▶ [ACTION ITEM]
Copy out, from the entries below, each line that holds the string "Application".
Top of EXTRACTED INFORMATION
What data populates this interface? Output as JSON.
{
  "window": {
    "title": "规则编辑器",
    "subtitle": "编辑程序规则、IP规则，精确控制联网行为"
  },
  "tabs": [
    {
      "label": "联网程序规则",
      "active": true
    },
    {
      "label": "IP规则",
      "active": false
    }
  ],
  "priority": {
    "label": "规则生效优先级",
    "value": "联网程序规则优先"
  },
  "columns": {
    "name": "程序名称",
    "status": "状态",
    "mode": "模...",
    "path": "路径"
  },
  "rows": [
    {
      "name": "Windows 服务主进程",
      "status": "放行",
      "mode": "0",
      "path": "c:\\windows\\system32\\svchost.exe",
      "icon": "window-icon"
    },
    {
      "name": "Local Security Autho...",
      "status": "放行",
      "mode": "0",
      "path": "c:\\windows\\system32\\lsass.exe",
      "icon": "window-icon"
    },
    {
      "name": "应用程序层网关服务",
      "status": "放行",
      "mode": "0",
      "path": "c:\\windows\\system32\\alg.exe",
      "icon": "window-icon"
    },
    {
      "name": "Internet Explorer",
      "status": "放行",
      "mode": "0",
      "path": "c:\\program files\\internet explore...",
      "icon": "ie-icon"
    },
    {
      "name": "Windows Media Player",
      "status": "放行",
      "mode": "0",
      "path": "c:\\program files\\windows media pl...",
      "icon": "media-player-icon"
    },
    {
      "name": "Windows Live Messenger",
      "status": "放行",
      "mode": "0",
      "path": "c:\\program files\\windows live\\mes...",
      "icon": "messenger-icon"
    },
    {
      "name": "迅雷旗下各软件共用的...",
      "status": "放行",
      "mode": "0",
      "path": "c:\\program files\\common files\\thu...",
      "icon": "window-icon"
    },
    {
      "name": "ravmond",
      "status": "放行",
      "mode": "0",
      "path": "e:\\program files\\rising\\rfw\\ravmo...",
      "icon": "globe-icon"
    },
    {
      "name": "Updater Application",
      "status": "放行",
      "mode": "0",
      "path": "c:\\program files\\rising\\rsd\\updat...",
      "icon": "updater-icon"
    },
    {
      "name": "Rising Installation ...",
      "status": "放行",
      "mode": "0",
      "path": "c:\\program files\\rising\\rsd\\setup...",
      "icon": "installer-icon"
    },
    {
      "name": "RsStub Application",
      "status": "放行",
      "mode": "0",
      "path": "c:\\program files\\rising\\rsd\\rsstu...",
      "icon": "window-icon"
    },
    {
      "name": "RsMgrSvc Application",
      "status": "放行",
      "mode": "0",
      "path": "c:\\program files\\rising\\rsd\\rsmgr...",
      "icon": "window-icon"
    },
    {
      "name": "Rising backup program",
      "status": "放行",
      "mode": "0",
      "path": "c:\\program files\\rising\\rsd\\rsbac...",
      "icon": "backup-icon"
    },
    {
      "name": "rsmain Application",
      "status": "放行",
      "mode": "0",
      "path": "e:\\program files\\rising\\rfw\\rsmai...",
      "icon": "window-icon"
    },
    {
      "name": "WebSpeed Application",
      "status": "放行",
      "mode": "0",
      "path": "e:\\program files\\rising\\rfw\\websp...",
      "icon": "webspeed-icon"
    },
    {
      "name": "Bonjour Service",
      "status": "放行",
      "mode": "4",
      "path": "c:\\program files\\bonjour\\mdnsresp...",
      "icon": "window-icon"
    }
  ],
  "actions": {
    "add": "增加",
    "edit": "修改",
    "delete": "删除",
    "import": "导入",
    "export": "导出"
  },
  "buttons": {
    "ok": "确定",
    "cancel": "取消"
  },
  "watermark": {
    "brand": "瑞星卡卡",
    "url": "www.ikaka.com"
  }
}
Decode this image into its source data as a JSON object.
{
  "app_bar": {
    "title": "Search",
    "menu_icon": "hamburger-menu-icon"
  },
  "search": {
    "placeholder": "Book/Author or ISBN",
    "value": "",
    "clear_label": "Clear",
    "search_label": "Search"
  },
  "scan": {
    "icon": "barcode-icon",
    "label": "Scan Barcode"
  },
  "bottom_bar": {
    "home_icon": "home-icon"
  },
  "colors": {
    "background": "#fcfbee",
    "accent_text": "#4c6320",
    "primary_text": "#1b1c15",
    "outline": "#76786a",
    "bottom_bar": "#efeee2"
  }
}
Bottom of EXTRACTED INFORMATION
▶ [WRITTEN RESPONSE]
      "name": "Updater Application",
      "name": "RsStub Application",
      "name": "RsMgrSvc Application",
      "name": "rsmain Application",
      "name": "WebSpeed Application",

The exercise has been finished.